State Sen. Pat Stefano, R-Fayette County, joined four other state senators on Tuesday to announce bipartisan election reform package to address various voting issues.
Speaking at the Capitol Media Center in Harrisburg, the senators discussed the package of bills expected to address such issues following meetings with county election officials, commissioners and other interested parties across Pennsylvania.
State Sen. Mike Folmar, R-Lebanon, the chairman with the State Government Committee, said one of his goals for the committee in 2019 was to bring some meaningful changes to the Pennsylvania election laws to make the process easier, more secure and hopefully save money.
“In my first meeting with county election officials, I was shocked by their comment that no state officials have worked closely with them about possible changes to Pennsylvania election laws,” Folmar said.
“We are actually listening to the people on the ground,” said Stefano. “We're talking with election bureau leaders, and they're telling me what their issues are and hearing what the problems are and the changes we need to make.”
Stefano said his sponsorship in the package includes a constitutional amendment to remove the restriction of state and federal employees acting as poll workers.
“The directors aren't able to find people to work the polls,” Stefano said. “If we want to have accessible elections, we need people to be staffing our poll locations.”

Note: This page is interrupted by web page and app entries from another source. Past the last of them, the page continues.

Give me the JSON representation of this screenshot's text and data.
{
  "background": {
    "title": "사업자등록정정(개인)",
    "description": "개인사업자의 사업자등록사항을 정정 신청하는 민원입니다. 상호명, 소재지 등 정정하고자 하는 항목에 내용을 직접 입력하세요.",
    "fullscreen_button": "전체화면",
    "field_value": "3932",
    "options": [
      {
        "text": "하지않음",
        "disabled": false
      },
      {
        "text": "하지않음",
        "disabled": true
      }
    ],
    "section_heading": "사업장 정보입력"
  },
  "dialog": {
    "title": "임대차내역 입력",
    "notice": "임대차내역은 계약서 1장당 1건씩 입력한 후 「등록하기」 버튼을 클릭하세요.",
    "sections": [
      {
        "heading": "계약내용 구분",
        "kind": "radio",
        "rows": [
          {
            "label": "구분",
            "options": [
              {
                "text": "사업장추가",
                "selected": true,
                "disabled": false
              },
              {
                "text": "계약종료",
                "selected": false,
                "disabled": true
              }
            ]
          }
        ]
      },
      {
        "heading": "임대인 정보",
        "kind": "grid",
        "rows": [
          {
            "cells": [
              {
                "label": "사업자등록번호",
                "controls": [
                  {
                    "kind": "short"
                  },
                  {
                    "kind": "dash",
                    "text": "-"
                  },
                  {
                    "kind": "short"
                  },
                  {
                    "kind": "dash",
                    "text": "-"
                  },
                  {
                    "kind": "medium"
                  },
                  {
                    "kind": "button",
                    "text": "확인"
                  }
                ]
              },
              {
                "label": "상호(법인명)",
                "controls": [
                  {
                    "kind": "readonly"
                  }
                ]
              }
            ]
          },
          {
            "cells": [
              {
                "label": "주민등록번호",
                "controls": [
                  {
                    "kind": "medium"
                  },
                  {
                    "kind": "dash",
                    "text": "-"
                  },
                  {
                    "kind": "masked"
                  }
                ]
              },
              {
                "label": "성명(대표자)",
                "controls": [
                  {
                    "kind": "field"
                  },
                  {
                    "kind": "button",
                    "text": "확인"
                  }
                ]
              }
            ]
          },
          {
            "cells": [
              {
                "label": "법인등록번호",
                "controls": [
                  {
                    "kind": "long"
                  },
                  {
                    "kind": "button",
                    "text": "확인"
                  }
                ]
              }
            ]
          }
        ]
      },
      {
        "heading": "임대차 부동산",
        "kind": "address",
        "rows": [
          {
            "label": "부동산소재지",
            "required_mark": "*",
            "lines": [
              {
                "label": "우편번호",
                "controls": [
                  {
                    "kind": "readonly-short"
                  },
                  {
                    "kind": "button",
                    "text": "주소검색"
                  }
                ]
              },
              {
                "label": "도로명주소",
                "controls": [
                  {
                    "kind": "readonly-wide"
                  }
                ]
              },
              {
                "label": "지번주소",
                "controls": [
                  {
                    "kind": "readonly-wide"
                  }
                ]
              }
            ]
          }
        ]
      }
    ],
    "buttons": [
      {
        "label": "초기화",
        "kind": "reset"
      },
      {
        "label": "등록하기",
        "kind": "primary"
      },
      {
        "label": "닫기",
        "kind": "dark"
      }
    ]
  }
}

Another part of the package Stefano is sponsoring is looking to reduce the number of printed ballots as the state currently prints 100 percent of ballots for all registered voters.
Stefano said they will look at different ways to accurately measure numbers of paper ballot users for the last three years and predict how many ballots will need to be printed with some extra.
“One thing I've noticed in Pennsylvania is we don't like change,” Stefano said. “But we're finding the world is changing around us, and we need to be getting some of our codes back up and match what's going on in the world or, in some cases, we need to lead.”
Other senators and their bills include Sen. Judy Schwank, D-Berks, with her legislation to allow anyone to vote via absentee ballots and no-excuse absentee ballots; Sen. Tom Killion, R-Delaware County, with his legislation to give counties the option of establishing voting centers so a voter can vote anywhere in the county, and curbside voting for voters with disabilities to safely and privately cast their ballot; and Sen. Scott Martin, R-Lancaster, with his constitutional amendment to eliminate provisions of having separate ballots for judicial-related questions and to change a provision to allow one write-in vote to get someone into office.
The County Commissioners Association of Pennsylvania supports the efforts of the senators, releasing a statement thanking the group for including county officials and election bureau directors in the discussions over the past several months.
“While much of counties’ attention recently has been focused on the need to purchase new voting equipment, we also believe there is a need for more comprehensive elections reform considerations to make sure the entire elections process remains both accessible and cost-effective,” the statement read.